SOURCE DATA >>

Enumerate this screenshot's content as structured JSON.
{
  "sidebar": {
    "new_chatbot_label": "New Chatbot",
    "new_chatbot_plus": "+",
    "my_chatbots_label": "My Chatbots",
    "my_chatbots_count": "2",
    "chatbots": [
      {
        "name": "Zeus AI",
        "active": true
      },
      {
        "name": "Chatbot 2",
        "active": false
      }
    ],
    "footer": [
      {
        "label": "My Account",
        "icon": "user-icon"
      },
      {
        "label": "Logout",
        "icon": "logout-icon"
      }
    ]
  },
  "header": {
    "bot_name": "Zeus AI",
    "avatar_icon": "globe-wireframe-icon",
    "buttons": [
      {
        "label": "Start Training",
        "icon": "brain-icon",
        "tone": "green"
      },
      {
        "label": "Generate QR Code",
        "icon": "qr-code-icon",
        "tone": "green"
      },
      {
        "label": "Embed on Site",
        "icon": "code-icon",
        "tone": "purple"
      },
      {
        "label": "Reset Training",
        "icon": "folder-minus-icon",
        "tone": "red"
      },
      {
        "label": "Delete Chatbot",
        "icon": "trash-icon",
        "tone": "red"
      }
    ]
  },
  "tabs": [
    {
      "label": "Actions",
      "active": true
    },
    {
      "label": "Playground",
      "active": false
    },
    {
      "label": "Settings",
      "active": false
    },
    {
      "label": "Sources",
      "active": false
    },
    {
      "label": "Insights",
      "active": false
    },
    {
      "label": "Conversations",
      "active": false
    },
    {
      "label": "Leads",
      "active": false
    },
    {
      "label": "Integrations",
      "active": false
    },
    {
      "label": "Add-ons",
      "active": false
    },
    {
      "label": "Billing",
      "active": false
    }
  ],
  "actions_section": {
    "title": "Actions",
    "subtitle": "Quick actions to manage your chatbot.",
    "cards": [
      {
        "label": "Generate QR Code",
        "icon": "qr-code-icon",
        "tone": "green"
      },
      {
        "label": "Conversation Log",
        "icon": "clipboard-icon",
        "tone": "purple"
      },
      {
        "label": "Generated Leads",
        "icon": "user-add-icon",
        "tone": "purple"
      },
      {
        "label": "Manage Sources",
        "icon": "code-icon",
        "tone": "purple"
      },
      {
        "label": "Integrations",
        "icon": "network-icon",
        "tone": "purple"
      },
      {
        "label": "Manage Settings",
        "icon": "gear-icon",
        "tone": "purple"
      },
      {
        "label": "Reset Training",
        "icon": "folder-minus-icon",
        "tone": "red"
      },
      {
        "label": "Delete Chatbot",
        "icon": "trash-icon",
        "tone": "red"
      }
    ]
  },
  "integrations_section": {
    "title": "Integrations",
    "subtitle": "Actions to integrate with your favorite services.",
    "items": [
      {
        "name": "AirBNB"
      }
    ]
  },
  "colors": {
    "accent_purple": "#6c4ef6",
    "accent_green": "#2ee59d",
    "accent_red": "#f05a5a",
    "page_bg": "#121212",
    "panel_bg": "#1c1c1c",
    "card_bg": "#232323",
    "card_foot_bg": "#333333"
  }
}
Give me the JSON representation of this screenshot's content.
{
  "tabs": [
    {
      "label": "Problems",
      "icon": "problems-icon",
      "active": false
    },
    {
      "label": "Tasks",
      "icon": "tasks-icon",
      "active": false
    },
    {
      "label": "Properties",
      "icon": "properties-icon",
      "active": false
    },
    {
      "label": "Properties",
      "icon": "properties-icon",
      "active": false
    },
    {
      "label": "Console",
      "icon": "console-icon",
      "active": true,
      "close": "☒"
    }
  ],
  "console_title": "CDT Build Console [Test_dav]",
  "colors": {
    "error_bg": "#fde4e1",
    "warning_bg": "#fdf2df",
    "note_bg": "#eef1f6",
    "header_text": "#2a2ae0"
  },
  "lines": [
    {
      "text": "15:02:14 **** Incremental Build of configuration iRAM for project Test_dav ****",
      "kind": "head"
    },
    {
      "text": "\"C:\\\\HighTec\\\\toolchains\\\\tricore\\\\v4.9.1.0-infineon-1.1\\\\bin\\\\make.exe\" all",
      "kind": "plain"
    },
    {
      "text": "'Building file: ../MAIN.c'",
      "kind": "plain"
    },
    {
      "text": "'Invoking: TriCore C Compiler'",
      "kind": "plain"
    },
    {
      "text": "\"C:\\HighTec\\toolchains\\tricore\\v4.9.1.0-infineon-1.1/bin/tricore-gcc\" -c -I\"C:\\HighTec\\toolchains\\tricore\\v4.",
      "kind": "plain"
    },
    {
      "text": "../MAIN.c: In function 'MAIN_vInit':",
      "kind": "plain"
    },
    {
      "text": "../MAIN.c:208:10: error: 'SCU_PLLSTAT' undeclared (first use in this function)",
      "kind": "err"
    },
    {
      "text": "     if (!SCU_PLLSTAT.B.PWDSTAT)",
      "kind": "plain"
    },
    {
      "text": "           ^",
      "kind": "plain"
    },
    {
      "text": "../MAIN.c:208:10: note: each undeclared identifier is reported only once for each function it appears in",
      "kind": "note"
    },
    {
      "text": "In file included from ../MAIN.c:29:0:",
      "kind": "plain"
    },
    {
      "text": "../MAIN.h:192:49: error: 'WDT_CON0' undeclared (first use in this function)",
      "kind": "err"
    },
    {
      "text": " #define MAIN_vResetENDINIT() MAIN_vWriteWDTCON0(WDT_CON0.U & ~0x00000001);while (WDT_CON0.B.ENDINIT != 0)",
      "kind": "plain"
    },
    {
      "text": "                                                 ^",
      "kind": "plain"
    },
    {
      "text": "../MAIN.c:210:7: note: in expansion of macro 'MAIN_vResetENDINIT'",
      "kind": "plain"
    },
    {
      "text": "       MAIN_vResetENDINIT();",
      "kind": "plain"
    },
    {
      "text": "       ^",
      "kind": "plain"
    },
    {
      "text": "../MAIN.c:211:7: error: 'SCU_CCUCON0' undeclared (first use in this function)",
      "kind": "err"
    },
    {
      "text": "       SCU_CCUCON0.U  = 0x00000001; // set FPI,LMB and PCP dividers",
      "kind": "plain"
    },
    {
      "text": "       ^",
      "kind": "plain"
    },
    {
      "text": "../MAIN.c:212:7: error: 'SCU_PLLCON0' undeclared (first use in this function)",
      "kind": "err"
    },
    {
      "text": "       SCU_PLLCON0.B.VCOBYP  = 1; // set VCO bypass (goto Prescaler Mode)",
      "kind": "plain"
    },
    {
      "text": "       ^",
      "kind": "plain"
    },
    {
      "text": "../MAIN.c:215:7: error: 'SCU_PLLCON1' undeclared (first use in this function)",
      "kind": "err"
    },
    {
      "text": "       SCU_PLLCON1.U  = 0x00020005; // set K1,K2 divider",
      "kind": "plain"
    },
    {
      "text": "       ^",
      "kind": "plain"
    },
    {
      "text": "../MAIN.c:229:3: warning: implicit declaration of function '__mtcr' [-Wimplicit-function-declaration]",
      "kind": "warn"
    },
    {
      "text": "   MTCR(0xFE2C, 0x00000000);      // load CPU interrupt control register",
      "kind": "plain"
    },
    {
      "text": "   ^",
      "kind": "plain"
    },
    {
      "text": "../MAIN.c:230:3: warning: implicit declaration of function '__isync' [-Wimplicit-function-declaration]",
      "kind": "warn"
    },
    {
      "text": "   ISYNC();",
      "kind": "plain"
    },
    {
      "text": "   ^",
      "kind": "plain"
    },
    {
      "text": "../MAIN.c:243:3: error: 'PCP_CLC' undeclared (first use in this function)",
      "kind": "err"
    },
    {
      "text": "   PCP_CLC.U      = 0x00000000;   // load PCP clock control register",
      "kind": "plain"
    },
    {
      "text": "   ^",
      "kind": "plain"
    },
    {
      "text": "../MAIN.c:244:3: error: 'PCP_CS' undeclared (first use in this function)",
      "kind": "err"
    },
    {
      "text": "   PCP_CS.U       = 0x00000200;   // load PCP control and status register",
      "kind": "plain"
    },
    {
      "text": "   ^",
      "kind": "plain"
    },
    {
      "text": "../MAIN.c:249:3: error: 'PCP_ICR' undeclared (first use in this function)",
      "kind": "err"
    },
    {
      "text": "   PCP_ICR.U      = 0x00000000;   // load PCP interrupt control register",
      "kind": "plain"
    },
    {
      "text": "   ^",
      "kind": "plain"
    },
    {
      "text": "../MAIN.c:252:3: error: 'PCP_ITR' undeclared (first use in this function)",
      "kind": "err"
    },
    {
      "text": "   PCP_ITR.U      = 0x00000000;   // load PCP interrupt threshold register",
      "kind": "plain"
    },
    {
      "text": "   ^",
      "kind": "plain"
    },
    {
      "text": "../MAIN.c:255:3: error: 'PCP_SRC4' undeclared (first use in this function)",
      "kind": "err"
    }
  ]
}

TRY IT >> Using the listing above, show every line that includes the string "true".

PROBLEM SOLUTION >>
        "active": true
      "active": true
      "active": true,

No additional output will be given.